As of 2023, chlamydia remains one of the most common sexually transmitted infections (STIs) worldwide, affecting an estimated 131 million people annually. In this article, we will discuss the newest information on chlamydia, including the latest research and treatment options.
Symptoms and Diagnosis
Chlamydia is caused by the bacterium Chlamydia trachomatis, which can be transmitted through sexual contact. One of the challenges of diagnosing chlamydia is that many people who are infected do not experience any symptoms. When symptoms do occur, they can include:
Pain or discomfort during sex
Pain or a burning sensation when urinating
Abnormal vaginal discharge (in women)
Discharge from the penis (in men)
If left untreated, chlamydia can lead to serious health problems, such as pelvic inflammatory disease, infertility, and chronic pelvic pain. It is important to get tested regularly if you are sexually active, especially if you have multiple sexual partners or engage in unprotected sex.
The most common test for chlamydia is a urine test or a swab test from the cervix (in women) or the urethra (in men). Testing is quick, painless, and can be done at a doctor’s office or a clinic. There are also home testing kits available, although it is important to make sure that the test is FDA-approved and reliable.
Chlamydia is easily treatable with antibiotics, usually with a single dose of azithromycin or a week-long course of doxycycline. It is important to take the full course of antibiotics, even if symptoms go away, to ensure that the infection is fully treated. It is also important to abstain from sex until the infection is fully treated to avoid spreading the infection to others.
Recent research has focused on new ways to diagnose and treat chlamydia. Here are some of the latest developments:
Rapid Diagnostic Tests
Researchers are developing new rapid diagnostic tests for chlamydia that can provide results within 30 minutes. These tests use a small sample of urine or vaginal fluid and can be done in a doctor’s office or clinic, making it easier for people to get tested and treated quickly.
Scientists are working on developing a vaccine for chlamydia, which could provide long-lasting protection against the infection. The vaccine would work by stimulating the body’s immune system to recognize and attack the chlamydia bacterium.
There is growing concern about antibiotic resistance in chlamydia, which could make it harder to treat the infection in the future. Researchers are working on developing new antibiotics and alternative treatments for chlamydia to combat this problem.
Some studies have suggested that certain genetic variations may make some people more susceptible to chlamydia infection. Researchers are exploring the use of genetic testing to identify people who may be at higher risk of infection and develop targeted prevention strategies.
Prevention is key when it comes to chlamydia. Here are some ways to reduce your risk of getting chlamydia:
Practice safe sex by using condoms or dental dams during sex.
Get tested regularly if you are sexually active, especially if you have multiple sexual partners or engage in unprotected sex.

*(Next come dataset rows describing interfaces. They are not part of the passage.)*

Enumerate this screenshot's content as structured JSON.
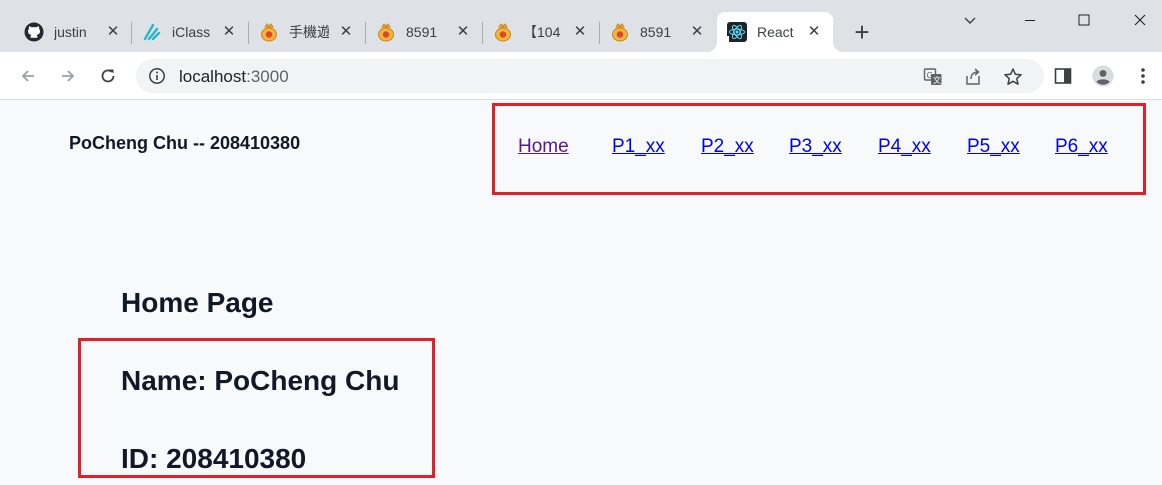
{
  "browser": {
    "tabs": [
      {
        "label": "justin",
        "icon": "github-icon"
      },
      {
        "label": "iClass",
        "icon": "iclass-icon"
      },
      {
        "label": "手機遊",
        "icon": "moneybag-icon"
      },
      {
        "label": "8591",
        "icon": "moneybag-icon"
      },
      {
        "label": "【104",
        "icon": "moneybag-icon"
      },
      {
        "label": "8591",
        "icon": "moneybag-icon"
      },
      {
        "label": "React",
        "icon": "react-icon",
        "active": true
      }
    ],
    "url_host": "localhost",
    "url_port": ":3000",
    "colors": {
      "tabstrip": "#dee1e6",
      "active_tab": "#ffffff",
      "omnibox": "#f1f3f4"
    }
  },
  "header": {
    "brand": "PoCheng Chu -- 208410380",
    "nav_links": [
      "Home",
      "P1_xx",
      "P2_xx",
      "P3_xx",
      "P4_xx",
      "P5_xx",
      "P6_xx"
    ]
  },
  "main": {
    "title": "Home Page",
    "name_line": "Name: PoCheng Chu",
    "id_line": "ID: 208410380"
  },
  "colors": {
    "highlight_border": "#e0212c",
    "link": "#0000ee",
    "link_visited": "#551a8b",
    "page_bg": "#f8f9fb"
  }
}
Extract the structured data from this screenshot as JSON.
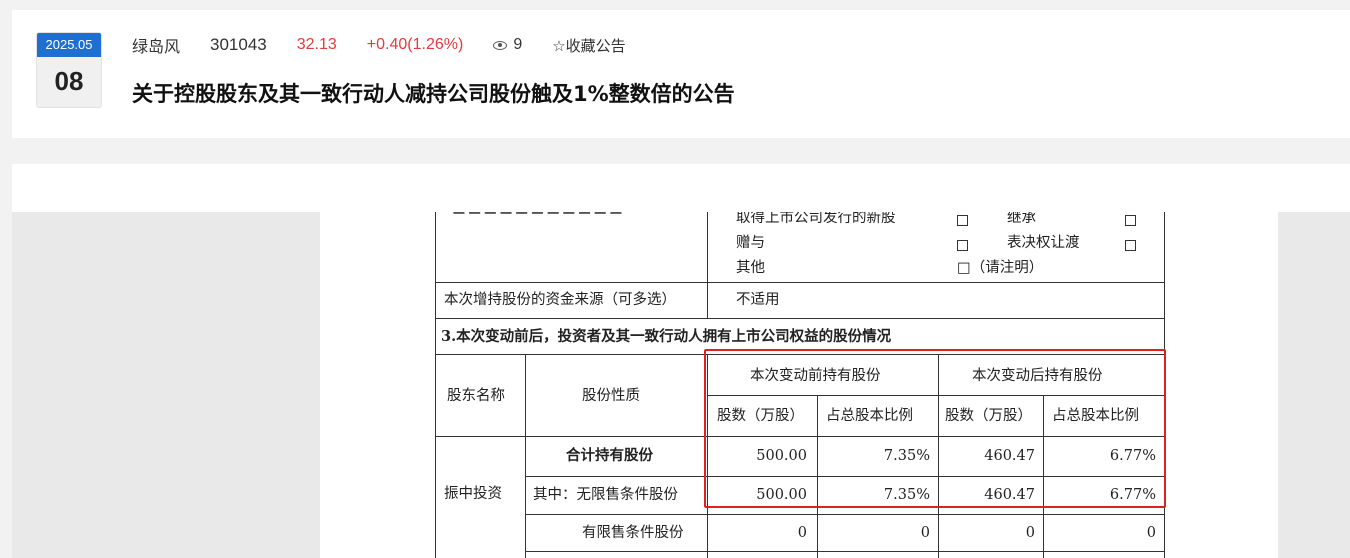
{
  "header": {
    "date_month": "2025.05",
    "date_day": "08",
    "stock_name": "绿岛风",
    "stock_code": "301043",
    "price": "32.13",
    "change": "+0.40(1.26%)",
    "views": "9",
    "favorite_label": "☆收藏公告",
    "title": "关于控股股东及其一致行动人减持公司股份触及1%整数倍的公告",
    "accent_color": "#1f6fd0",
    "up_color": "#e23c3c"
  },
  "document": {
    "options": {
      "new_shares": "取得上市公司发行的新股",
      "inherit": "继承",
      "gift": "赠与",
      "vote_transfer": "表决权让渡",
      "other": "其他",
      "specify": "□（请注明）"
    },
    "fund_source_label": "本次增持股份的资金来源（可多选）",
    "fund_source_value": "不适用",
    "section3_title": "3.本次变动前后，投资者及其一致行动人拥有上市公司权益的股份情况",
    "table": {
      "col_shareholder": "股东名称",
      "col_share_type": "股份性质",
      "col_before": "本次变动前持有股份",
      "col_after": "本次变动后持有股份",
      "col_shares": "股数（万股）",
      "col_ratio": "占总股本比例",
      "shareholder": "振中投资",
      "rows": [
        {
          "type": "合计持有股份",
          "before_shares": "500.00",
          "before_ratio": "7.35%",
          "after_shares": "460.47",
          "after_ratio": "6.77%"
        },
        {
          "type": "其中：无限售条件股份",
          "before_shares": "500.00",
          "before_ratio": "7.35%",
          "after_shares": "460.47",
          "after_ratio": "6.77%"
        },
        {
          "type": "有限售条件股份",
          "before_shares": "0",
          "before_ratio": "0",
          "after_shares": "0",
          "after_ratio": "0"
        }
      ]
    },
    "highlight_color": "#e02020"
  }
}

Discuss sexual history with your partners and encourage them to get tested and treated for STIs.
Limit your number of sexual partners.
Avoid sex with people who have symptoms

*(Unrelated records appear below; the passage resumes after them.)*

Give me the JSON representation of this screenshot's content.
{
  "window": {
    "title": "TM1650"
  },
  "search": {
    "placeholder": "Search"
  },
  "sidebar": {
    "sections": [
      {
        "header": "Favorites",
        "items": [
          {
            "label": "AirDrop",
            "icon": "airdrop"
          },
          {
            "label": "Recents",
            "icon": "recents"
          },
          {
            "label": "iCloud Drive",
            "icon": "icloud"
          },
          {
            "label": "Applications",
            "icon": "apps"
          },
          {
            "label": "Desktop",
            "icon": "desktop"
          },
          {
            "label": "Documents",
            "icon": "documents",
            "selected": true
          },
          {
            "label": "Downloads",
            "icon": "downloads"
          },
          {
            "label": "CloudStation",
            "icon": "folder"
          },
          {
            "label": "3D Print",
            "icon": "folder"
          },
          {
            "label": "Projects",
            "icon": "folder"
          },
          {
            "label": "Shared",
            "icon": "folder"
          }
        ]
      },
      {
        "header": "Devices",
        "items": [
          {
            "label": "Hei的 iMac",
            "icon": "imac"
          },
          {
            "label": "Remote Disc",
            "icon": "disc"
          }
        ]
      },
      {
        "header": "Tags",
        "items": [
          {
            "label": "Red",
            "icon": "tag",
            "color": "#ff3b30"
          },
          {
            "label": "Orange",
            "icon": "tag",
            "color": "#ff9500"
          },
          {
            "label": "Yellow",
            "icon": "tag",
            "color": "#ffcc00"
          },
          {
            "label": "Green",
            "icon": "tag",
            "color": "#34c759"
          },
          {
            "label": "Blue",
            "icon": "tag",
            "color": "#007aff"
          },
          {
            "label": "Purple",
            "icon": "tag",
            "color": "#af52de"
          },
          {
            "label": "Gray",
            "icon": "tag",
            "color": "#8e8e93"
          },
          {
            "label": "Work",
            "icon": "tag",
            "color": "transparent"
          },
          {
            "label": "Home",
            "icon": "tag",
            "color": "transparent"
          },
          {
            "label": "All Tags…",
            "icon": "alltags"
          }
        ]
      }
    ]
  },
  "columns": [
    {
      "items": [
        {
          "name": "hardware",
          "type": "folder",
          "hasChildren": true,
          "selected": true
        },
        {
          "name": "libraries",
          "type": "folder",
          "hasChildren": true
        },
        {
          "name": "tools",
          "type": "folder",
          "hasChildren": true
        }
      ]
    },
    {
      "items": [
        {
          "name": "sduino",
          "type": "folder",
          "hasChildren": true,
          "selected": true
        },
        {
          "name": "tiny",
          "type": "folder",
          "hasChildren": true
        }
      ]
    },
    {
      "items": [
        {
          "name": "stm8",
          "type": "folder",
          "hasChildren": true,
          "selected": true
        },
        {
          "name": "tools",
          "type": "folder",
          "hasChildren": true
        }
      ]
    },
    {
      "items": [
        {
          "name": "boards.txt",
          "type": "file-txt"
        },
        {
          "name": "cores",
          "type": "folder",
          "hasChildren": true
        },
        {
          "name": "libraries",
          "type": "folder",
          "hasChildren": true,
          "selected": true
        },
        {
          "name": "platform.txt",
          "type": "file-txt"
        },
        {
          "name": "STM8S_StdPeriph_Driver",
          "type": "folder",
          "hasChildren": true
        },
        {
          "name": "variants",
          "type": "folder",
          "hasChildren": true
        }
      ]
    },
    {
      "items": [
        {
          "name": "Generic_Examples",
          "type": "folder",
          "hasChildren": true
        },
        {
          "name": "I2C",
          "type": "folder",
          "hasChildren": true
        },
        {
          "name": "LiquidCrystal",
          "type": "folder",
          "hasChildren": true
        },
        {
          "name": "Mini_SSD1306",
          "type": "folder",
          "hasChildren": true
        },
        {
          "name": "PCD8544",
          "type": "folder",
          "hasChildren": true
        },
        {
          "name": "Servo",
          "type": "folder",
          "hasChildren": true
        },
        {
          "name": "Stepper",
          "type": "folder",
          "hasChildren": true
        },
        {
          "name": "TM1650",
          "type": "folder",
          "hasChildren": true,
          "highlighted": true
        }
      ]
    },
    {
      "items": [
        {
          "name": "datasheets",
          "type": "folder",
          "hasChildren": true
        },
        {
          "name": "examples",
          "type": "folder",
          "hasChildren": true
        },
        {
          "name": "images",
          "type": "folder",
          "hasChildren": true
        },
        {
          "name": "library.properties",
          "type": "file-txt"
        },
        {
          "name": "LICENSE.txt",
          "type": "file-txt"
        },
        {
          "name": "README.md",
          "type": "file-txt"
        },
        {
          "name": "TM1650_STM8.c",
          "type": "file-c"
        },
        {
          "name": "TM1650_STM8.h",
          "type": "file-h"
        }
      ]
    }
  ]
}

Additionally, there are some specific concerns related to chlamydia in 2023 that are worth mentioning.
COVID-19 and Chlamydia
The COVID-19 pandemic has disrupted healthcare systems around the world, leading to delays in testing and treatment for STIs, including chlamydia. People may be hesitant to seek medical care due to fears of contracting COVID-19 or may not have access to healthcare due to closures or reduced hours of clinics. This highlights the importance of home testing kits and telemedicine options for diagnosing and treating chlamydia during the pandemic.
Sexual Health Education
Despite the widespread prevalence of chlamydia, many people still lack accurate information about STIs and how to prevent them. Comprehensive sexual health education in schools and accessible resources for adults can help increase awareness and promote healthy behaviors.
There is still a stigma surrounding STIs, including chlamydia, which can prevent people from getting tested and treated. Normalizing conversations about sexual health and reducing shame and stigma can help encourage people to prioritize their sexual health and seek necessary care.
In conclusion, chlamydia remains a prevalent and treatable STI, with ongoing research focusing on new diagnostic methods, treatments, and prevention strategies. Regular testing, safe sex practices, and open communication about sexual health are crucial in preventing and treating chlamydia. As the world continues to navigate the COVID-19 pandemic and address the ongoing challenges of sexual health, it is important to prioritize access to healthcare and destigmatize conversations about STIs.